This is not a good idea. And in contravenes Google’s own advice — which is that anyone using its translation technology add a disclaimer that translated text may not be accurate.
According to a report from ProPublica, USCIS uses these tools to help evaluate whether refugees should be allowed into the US. In so doing, agency personnel are putting their trust in an untrustworthy algorithm to make entry decisions that may have profound consequences for the health and welfare of those seeking admission to the country.
“The translation of these social media posts can mean life or death for refugees seeking to reunite with their family members,” said Betsy Fisher, director of strategy for the International Refugee Assistance Project (IRAP),” in an email to The Register. “It is dangerous to rely on inadequate technology to inform these unreasonable procedures ostensibly used to vet refugees.”
To demonstrate the inaccuracy of Google Translate, ProPublica asked Mustafa Menai, who teaches Urdu at the University of Pennsylvania, to translate a Twitter post written in Urdu. By Menai’s estimation, an accurate English translation would be, “I have been spanked a lot and have also gathered a lot of love (from my parents).”
Google Translate’s rendering of the post is, “The beating is too big and the love is too windy.”

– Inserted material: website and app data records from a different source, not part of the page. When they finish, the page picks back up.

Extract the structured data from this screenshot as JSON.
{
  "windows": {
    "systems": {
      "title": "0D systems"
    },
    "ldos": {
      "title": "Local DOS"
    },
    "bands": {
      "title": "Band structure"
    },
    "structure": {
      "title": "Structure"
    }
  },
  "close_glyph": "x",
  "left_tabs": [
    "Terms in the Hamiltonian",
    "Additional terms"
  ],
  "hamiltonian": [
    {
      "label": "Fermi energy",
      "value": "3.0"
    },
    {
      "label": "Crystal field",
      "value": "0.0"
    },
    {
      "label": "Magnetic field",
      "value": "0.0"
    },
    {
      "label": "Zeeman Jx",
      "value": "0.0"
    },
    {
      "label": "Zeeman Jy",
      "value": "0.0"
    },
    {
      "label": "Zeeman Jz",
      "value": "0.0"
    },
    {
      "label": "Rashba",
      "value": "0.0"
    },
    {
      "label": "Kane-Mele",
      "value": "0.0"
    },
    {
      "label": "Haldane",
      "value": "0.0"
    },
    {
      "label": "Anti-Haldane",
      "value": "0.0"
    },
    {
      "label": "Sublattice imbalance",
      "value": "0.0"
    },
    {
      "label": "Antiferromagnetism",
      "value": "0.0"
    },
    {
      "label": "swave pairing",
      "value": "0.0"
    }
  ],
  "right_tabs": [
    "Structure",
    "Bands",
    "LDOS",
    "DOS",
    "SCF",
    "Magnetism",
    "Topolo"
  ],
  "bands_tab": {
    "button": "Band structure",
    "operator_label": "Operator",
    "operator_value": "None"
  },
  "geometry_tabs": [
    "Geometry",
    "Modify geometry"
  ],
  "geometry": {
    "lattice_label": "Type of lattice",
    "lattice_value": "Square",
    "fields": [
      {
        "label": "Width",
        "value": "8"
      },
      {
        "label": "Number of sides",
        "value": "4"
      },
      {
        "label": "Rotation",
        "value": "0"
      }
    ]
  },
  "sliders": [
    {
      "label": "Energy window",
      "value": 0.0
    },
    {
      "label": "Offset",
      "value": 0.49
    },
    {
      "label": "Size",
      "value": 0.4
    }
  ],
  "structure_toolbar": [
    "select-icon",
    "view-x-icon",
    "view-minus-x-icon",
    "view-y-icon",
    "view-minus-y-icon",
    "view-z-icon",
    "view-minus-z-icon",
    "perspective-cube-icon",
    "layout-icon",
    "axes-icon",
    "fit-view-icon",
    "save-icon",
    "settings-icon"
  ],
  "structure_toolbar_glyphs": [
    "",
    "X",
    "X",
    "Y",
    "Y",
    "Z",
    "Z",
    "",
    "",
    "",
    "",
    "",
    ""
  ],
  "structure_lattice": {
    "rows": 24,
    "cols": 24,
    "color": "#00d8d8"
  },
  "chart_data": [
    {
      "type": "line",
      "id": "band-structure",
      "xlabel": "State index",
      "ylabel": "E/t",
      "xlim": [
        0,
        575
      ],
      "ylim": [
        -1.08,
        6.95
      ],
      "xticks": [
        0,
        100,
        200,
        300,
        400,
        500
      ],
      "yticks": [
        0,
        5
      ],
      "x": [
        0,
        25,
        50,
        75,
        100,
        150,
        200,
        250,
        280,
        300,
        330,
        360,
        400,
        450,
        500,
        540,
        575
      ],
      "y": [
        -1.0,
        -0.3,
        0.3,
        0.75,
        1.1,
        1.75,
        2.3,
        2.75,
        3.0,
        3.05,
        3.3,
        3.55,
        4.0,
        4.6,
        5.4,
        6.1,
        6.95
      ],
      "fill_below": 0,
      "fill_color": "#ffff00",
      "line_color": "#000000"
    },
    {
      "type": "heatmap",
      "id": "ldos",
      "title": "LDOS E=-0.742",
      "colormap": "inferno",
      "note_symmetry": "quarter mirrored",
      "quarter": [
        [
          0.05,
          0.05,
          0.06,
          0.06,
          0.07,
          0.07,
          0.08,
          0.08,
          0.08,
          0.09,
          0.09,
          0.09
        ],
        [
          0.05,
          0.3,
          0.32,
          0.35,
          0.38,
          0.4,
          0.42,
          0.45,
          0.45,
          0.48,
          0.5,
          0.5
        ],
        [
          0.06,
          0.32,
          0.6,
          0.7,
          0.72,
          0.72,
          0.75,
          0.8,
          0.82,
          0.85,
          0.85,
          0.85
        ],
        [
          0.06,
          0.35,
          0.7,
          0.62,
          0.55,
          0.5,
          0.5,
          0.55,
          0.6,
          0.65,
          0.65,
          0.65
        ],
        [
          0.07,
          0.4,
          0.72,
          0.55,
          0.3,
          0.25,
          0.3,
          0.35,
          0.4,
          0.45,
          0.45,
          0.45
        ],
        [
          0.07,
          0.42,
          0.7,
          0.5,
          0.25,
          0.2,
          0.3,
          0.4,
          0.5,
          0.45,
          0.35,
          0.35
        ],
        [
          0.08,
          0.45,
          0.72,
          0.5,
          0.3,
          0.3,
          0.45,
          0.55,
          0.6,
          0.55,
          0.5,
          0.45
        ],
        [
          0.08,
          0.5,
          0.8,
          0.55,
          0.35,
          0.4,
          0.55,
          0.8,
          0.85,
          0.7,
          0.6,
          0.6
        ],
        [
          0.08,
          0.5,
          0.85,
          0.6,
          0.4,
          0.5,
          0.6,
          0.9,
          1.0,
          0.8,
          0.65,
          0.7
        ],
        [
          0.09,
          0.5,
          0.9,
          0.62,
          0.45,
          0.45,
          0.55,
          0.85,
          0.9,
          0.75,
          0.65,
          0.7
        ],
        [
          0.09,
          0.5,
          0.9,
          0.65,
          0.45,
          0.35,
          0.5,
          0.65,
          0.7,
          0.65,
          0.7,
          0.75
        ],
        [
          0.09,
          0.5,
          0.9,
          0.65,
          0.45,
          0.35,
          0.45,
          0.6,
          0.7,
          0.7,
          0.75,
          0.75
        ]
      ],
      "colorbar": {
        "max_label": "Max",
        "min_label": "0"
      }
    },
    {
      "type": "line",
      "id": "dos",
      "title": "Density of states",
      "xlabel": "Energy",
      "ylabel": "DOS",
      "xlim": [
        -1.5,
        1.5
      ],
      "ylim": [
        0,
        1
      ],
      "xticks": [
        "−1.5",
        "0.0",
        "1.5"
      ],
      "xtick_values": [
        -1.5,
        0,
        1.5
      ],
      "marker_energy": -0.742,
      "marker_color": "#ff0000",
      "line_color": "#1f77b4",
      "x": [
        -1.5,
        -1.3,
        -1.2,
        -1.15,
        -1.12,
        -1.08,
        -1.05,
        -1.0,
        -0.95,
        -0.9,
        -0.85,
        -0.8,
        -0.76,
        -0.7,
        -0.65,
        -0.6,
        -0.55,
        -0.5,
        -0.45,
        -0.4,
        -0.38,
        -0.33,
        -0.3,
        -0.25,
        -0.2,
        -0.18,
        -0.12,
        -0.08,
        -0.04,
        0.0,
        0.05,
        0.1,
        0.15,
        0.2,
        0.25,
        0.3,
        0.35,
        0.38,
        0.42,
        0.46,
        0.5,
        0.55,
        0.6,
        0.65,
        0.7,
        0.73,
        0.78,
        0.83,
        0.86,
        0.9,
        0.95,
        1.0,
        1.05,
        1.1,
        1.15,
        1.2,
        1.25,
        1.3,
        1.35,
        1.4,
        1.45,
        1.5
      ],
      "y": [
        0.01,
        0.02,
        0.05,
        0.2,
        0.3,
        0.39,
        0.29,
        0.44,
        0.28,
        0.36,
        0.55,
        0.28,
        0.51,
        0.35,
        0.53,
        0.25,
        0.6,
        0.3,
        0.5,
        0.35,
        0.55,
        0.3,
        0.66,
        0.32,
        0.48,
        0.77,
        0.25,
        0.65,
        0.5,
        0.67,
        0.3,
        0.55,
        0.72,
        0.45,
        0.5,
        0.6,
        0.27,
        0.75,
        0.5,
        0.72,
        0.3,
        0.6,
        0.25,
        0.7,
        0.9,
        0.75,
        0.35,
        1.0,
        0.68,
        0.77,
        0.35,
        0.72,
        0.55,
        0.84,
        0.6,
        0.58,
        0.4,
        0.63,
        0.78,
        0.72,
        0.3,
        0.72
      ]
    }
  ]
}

The moral: Translate is wonderful; but don’t bet your life on it.